__What the task asks__.
Look for the word "level" in the data below, and copy every line that holds it.

##### Data under study

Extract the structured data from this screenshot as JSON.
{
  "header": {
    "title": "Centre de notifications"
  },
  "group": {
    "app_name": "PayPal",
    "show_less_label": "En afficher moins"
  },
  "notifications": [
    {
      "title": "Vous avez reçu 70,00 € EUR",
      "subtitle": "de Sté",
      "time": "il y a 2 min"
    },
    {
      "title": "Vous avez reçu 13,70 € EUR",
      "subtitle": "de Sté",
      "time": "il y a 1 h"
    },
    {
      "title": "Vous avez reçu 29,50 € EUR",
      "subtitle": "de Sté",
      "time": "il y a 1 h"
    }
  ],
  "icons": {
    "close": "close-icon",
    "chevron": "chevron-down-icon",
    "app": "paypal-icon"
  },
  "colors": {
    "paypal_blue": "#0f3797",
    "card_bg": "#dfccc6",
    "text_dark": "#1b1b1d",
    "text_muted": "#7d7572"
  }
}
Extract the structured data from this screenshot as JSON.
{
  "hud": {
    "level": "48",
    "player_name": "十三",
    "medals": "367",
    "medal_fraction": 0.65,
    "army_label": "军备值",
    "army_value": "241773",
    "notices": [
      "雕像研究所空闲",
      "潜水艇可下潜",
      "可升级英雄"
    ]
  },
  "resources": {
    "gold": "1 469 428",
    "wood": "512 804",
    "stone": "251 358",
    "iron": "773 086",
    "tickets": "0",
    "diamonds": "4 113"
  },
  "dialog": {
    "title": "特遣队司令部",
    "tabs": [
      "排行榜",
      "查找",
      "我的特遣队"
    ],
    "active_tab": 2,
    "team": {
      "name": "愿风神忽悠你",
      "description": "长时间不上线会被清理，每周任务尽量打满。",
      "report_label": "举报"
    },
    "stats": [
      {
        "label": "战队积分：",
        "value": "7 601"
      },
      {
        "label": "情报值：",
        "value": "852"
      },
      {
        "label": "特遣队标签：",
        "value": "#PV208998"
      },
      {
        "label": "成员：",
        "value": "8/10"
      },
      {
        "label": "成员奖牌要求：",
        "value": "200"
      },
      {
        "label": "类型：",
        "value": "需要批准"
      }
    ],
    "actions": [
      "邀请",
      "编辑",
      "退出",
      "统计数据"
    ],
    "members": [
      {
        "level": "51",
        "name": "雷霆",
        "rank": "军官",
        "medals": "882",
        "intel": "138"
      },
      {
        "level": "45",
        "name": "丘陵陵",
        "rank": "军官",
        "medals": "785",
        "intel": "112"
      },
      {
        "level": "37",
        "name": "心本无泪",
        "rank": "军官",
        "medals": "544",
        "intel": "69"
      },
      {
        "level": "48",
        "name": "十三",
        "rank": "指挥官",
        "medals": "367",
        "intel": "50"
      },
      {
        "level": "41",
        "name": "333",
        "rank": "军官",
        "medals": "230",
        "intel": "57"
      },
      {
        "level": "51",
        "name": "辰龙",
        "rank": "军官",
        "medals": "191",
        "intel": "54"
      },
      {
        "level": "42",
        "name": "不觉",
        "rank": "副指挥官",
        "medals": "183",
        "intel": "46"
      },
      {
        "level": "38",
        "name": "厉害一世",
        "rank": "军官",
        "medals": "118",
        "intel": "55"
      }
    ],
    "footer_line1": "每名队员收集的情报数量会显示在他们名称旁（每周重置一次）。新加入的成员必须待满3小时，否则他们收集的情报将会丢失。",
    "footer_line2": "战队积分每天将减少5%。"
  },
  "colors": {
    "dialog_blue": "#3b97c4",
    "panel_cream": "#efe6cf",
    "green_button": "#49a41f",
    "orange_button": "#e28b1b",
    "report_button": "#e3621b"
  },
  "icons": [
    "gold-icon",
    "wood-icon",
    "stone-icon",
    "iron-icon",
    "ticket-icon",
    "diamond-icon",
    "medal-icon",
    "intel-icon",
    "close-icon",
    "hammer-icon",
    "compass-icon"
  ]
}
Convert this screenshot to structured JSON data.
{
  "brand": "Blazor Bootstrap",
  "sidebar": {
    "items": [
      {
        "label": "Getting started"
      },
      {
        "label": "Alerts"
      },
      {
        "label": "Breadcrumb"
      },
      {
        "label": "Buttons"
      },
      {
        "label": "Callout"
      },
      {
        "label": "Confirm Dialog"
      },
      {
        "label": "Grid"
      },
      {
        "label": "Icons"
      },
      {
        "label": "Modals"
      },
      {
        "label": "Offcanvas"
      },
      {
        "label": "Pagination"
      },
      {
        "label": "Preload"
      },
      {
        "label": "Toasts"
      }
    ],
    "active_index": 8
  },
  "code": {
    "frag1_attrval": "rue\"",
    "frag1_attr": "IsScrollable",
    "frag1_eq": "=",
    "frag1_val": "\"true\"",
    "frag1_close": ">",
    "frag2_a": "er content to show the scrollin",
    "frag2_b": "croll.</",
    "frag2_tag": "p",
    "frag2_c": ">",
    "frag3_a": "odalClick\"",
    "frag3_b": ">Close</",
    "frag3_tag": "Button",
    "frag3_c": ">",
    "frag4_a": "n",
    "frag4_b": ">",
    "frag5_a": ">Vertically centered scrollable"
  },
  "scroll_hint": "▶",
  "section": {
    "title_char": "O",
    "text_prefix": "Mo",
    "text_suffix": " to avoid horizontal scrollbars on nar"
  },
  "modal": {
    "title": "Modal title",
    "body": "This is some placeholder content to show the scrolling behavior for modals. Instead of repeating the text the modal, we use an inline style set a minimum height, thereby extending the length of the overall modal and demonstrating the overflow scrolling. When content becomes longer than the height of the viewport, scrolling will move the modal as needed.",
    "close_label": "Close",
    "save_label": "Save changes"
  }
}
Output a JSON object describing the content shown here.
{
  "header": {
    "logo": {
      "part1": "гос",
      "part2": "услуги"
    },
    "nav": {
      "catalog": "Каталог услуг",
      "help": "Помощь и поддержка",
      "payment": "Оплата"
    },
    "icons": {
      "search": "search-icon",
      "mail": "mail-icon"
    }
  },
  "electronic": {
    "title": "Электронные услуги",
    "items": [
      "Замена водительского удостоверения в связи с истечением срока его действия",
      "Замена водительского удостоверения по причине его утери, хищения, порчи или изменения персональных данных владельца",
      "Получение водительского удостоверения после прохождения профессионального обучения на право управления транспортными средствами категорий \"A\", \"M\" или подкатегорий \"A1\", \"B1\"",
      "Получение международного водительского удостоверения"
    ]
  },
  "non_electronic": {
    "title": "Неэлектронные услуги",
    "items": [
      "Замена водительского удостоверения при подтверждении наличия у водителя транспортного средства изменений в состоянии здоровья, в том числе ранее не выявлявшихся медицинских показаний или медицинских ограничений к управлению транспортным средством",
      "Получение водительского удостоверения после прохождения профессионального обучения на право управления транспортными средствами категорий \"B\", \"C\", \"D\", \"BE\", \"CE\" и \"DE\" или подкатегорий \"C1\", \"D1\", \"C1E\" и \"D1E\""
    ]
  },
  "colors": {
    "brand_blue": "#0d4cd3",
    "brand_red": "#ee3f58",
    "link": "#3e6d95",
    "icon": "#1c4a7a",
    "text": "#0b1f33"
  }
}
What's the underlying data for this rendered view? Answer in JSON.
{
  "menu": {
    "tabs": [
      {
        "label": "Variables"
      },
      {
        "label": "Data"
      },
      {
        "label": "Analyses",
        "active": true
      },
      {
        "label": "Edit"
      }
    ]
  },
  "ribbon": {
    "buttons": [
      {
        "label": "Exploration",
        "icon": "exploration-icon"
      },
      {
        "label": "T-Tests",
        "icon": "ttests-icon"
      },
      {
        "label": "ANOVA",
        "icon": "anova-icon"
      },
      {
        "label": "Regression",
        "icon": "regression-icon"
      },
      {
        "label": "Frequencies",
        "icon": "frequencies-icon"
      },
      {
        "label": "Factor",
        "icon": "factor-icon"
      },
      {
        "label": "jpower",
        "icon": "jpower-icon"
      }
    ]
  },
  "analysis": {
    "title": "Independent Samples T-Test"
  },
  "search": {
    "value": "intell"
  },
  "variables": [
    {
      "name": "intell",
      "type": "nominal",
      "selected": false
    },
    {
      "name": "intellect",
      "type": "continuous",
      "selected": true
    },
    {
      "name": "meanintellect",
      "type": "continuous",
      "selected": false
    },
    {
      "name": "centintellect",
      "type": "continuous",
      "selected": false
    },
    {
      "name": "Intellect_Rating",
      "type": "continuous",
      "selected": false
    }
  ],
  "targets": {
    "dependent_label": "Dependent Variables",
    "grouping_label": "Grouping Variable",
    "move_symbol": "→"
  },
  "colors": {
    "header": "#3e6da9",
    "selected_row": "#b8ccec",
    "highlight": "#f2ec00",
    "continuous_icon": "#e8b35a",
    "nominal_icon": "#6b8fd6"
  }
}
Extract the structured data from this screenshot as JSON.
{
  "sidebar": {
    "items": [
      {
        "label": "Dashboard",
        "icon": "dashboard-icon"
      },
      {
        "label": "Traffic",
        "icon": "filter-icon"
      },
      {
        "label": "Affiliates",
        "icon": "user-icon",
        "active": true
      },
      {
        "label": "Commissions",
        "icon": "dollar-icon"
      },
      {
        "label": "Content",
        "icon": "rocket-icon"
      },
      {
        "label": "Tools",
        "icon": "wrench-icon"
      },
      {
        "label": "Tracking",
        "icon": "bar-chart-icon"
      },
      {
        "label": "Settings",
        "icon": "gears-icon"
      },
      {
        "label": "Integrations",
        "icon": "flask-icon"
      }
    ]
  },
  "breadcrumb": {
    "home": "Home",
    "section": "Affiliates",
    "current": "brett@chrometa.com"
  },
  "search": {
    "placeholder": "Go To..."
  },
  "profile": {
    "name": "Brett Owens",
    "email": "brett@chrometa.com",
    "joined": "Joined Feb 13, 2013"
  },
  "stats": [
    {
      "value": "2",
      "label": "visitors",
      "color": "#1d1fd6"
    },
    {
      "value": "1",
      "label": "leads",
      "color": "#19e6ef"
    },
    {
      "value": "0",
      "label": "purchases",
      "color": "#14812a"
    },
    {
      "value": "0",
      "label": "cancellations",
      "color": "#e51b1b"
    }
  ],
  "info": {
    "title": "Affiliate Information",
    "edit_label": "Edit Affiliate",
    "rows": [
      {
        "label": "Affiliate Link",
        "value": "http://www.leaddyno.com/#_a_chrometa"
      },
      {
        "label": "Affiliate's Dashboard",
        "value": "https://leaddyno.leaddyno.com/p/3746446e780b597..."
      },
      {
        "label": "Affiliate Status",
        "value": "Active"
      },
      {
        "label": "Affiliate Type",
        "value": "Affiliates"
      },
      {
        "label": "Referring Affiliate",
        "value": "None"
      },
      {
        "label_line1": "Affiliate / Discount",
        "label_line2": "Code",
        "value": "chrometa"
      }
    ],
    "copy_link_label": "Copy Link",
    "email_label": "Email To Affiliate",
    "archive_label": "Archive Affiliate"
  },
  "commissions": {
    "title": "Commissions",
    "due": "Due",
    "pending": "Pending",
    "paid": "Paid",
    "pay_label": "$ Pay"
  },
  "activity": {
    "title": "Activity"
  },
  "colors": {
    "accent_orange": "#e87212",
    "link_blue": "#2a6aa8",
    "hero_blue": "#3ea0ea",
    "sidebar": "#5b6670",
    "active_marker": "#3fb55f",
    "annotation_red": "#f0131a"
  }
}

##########

__Exercise output__.
    "level": "48",
        "level": "51",
        "level": "45",
        "level": "37",
        "level": "48",
        "level": "41",
        "level": "51",
        "level": "42",
        "level": "38",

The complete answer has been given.